But something seemed incomplete. I felt like I talked about values without talking enough about why they’re so important, especially to our love lives. A lot of us get that living our values is a good thing — it makes for a happier, more fulfilling life and a more satisfying career. Once you know and live your values, life gets better.
But what about dating and relationships? How do knowing and living our values help us there? We touched upon that last week, but only in passing, as if it’s already obvious. It’s not obvious. To me, the impact of knowing and living our values on our careers and personal lives is much clearer than their impact our love lives. Here’s how knowing your values can not only help your love life, but can make or break it: read more…
Values, values, values. Such an important topic that I’m taking three articles to talk about it. And that’s only scratching the surface.
First, I talked about what core values are, why they’re important in life, and why they’re important in dating and relationships. Next, I outlined a few processes for pinpointing your core values — yes, there are many ways and I’ve found it helpful to use a few different ones. Today, I want to talk about living the values.
Identifying your values is a big step. A step that’s fundamental to having a meaningful life, attracting the right partners, and, if partnered, having a meaningful relationship. We can agree that knowing and living our values is important, and we can acknowledge that doing so will benefit our relationships. So once you discover your core values, it’s all good, right?
If only life were that simple. But it’s not. Nothing is.
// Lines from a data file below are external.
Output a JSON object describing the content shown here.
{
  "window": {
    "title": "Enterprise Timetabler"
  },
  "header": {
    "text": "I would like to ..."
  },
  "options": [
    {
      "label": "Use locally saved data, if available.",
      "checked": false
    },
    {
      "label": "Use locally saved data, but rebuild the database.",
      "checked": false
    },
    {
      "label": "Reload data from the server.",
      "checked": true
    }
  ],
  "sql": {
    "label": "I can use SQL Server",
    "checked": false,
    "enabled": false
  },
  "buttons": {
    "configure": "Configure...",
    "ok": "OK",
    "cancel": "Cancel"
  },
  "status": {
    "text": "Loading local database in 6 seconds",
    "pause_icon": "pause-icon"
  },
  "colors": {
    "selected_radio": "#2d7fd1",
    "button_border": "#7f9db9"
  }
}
The road to living our values can take a few unexpected turns. That’s okay, though… once you have at least some idea of your values, you can always return to them and use them as your guide. But here are some of the challenges you can face:
So, last time we talked about values: what they are, why they matter, and why they’re important in dating and relationships. Today, we’ll talk about how to actually identify your core values.
I’ve explored my values a few times in life, particularly when I was struggling. Often, when we struggle, especially when something doesn’t “feel right” but we can’t quite pin it down, we’re probably not living according to our values. One of these periods happened to me earlier this year. I was unhappy, I was irritable, I was struggling financially, I’d experienced several business failures, our house was dusty and torn-up from remodeling our basement, and it was wintertime. I felt stuck, depressed, and like a failure. And I admit I’ve felt that way more times than I can count, and when I look back I see I wasn’t living my values.
So, I decided to do some work on getting my personal shit together. It wasn’t enough to try yoga again or take a fun trip or watch Pride and Prejudice for the gazillionth time. I needed to go deeper and makeover my life, and start living according to my values. However, to do that, I needed to clarify what they are.